[Dataset rows for apps and sites]
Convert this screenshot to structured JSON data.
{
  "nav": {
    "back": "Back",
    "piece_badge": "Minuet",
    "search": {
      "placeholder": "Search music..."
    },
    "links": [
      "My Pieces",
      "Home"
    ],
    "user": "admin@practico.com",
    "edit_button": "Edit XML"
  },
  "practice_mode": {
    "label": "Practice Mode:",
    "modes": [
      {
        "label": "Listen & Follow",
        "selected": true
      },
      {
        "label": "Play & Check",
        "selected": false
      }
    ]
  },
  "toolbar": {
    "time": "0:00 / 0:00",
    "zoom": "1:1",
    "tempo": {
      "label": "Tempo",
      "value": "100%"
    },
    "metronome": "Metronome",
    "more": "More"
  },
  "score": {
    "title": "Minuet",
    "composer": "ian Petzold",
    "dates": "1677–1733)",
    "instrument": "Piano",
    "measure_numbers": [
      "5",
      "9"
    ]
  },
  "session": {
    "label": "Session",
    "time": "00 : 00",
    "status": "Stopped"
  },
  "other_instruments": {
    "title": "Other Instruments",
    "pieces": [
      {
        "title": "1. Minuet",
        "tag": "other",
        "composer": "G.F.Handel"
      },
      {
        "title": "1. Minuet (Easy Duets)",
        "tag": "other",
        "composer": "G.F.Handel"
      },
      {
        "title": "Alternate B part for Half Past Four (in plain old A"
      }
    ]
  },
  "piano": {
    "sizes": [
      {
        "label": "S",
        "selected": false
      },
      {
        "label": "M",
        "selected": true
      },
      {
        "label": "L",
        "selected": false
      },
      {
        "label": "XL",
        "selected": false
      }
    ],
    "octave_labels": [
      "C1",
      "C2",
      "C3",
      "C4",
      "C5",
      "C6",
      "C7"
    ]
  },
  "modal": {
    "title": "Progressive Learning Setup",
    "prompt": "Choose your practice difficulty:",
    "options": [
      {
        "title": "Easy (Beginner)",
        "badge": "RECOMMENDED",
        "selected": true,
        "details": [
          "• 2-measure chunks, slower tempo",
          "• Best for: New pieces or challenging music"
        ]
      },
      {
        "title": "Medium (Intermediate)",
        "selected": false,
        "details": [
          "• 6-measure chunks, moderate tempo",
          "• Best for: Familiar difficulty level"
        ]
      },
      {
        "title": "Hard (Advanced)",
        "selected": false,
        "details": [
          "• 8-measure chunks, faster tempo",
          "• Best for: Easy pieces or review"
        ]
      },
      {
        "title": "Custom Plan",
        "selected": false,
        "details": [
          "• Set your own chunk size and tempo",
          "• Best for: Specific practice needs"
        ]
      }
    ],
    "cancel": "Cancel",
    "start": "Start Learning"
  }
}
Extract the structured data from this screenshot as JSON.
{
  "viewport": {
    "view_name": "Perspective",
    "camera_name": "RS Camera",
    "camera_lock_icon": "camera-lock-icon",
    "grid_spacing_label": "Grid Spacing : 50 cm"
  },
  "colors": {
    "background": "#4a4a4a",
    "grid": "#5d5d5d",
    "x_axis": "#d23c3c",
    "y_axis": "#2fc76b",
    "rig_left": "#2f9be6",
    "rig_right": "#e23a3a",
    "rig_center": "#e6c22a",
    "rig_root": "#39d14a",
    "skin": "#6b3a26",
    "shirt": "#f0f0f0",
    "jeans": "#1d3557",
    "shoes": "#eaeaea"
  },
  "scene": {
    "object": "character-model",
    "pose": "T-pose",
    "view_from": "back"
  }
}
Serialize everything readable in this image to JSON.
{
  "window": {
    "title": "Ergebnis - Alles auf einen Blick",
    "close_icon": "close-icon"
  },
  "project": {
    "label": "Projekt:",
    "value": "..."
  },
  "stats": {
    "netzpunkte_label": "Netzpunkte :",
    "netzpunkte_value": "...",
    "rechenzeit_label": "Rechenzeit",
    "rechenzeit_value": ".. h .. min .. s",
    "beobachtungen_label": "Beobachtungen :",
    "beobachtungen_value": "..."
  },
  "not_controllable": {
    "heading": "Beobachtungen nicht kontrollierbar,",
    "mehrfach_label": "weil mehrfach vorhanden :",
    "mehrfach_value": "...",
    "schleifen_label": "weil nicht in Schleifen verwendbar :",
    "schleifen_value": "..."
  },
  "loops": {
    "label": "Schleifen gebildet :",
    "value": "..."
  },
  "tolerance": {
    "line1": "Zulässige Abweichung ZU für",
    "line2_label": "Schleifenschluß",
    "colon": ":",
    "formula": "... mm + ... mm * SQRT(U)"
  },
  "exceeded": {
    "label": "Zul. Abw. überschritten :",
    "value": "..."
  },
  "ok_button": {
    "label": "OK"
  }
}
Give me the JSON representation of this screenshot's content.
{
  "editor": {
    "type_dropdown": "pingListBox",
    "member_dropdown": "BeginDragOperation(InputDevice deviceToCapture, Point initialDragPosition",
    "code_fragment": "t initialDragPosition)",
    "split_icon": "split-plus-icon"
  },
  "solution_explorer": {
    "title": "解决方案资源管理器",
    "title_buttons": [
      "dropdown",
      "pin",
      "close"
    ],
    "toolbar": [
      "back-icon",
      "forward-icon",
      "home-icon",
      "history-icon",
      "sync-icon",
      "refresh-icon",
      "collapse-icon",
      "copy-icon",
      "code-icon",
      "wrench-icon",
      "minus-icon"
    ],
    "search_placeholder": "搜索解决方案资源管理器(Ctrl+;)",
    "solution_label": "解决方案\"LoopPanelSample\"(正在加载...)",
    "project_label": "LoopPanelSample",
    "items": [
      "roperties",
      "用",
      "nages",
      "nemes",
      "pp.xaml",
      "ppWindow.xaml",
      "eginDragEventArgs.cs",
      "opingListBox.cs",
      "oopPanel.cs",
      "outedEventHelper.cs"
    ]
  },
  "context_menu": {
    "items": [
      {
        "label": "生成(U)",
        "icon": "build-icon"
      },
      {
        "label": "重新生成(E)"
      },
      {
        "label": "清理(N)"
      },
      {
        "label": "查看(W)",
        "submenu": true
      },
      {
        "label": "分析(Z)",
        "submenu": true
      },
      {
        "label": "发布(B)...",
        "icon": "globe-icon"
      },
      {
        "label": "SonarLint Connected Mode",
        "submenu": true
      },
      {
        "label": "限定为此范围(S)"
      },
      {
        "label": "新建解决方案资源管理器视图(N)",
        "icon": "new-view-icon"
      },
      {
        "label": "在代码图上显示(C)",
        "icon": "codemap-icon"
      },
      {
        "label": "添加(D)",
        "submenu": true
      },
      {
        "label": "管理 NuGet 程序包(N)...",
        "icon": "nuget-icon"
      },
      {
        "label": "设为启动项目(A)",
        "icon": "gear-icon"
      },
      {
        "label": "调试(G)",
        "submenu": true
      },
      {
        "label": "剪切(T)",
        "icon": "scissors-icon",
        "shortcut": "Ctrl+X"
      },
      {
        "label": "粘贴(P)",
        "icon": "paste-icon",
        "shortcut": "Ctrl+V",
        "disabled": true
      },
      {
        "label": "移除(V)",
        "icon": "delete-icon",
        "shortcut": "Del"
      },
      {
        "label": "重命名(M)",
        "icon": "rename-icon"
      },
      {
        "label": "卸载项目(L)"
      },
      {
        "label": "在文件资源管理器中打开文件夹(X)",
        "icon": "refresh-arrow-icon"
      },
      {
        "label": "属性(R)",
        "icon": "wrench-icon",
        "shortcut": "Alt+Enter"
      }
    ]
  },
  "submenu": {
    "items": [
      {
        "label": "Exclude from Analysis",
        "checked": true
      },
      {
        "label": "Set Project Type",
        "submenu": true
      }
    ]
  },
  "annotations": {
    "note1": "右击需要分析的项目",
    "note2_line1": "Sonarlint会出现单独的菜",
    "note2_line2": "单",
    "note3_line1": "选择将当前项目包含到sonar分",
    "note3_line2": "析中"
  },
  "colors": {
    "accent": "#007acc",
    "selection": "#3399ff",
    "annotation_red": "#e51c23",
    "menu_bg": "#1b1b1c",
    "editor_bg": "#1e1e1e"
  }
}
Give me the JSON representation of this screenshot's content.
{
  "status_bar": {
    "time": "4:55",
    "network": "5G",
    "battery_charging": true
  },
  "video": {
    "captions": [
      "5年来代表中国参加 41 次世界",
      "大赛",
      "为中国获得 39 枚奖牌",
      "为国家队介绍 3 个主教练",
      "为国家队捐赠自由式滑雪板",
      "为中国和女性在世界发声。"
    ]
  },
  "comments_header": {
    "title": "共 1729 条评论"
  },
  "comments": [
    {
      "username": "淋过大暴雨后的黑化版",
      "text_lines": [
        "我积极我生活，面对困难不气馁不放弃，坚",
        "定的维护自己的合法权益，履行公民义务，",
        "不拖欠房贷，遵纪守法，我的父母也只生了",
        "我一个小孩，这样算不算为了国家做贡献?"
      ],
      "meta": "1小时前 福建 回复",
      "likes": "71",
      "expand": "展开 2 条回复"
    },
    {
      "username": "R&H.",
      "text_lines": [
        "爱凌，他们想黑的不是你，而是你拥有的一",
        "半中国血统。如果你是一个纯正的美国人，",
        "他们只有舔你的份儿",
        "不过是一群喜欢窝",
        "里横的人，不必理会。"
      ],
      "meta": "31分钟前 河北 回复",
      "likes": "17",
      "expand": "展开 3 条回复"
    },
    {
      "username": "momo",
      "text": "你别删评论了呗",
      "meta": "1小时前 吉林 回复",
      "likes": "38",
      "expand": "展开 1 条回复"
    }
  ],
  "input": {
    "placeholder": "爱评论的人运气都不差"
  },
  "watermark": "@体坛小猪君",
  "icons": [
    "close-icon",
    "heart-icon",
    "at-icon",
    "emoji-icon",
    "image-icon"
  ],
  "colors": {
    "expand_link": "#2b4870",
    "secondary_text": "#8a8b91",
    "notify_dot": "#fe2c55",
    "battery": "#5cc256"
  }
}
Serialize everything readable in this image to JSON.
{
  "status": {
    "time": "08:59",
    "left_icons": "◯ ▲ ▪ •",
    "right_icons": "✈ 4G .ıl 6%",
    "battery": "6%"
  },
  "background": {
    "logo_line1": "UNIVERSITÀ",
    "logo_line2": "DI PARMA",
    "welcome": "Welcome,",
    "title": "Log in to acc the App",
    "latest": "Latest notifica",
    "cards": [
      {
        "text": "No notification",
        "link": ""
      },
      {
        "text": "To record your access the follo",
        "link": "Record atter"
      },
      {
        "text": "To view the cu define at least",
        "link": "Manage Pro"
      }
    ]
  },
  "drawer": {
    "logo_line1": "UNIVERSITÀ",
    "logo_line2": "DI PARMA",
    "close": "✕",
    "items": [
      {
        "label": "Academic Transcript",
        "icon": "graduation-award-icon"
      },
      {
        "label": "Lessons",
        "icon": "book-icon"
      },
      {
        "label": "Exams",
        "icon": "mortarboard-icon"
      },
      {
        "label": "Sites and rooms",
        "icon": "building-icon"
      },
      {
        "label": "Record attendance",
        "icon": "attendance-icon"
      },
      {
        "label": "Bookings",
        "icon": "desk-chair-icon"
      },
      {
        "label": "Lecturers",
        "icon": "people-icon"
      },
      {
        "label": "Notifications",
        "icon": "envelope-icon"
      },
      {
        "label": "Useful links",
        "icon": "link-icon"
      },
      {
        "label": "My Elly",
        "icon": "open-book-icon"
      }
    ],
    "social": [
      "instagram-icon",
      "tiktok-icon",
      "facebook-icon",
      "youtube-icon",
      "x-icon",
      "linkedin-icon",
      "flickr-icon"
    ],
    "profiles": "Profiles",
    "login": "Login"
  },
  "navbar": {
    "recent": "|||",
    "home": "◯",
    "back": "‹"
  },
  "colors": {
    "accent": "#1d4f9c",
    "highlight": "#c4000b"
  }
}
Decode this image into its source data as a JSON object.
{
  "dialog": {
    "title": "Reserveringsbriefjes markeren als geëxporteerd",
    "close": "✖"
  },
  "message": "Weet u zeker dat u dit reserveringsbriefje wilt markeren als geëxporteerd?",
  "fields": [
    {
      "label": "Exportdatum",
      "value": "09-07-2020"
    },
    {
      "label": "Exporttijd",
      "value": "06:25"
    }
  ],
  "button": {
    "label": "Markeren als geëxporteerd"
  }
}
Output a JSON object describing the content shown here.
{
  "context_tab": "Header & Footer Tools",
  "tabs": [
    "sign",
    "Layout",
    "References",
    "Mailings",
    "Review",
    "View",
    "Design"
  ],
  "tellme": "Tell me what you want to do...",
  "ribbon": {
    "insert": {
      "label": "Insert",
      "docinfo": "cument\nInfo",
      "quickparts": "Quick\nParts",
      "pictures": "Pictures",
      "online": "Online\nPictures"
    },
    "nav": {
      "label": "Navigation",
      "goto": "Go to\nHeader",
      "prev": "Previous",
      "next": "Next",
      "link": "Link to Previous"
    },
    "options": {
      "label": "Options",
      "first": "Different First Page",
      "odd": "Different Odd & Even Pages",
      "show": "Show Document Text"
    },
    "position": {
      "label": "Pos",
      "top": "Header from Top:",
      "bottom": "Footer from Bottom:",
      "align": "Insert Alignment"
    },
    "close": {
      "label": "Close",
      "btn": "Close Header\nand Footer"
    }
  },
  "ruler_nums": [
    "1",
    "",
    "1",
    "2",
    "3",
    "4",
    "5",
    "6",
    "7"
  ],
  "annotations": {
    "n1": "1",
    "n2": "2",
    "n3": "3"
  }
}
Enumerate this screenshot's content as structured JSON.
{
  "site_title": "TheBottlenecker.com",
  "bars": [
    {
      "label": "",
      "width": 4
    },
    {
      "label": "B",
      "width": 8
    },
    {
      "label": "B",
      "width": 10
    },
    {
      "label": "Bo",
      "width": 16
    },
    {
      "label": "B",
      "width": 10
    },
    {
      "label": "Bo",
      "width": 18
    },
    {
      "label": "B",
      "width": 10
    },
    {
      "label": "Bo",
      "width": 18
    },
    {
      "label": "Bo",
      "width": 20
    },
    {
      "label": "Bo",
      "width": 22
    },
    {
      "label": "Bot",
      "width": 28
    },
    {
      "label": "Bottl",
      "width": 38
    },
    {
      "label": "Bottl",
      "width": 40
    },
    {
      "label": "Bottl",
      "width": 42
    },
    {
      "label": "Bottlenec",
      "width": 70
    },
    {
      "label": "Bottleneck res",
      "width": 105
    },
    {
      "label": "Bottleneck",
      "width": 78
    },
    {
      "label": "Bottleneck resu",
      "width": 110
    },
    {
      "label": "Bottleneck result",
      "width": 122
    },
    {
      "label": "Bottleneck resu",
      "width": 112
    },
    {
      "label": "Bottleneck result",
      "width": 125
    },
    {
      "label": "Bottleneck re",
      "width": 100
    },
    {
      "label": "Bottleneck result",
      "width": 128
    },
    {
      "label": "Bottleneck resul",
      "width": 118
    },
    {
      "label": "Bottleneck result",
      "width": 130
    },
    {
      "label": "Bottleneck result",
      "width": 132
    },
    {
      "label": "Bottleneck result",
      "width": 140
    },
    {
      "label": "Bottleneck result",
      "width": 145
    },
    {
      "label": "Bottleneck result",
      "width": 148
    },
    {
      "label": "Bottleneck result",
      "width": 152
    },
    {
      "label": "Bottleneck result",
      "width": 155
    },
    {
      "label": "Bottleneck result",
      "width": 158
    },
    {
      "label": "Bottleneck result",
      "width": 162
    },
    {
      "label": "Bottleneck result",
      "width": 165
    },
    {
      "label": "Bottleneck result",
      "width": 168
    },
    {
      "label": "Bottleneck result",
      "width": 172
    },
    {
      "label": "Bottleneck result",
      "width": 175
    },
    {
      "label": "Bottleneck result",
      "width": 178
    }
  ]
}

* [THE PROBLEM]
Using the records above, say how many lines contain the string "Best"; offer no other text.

* [OUTPUT BELOW]
4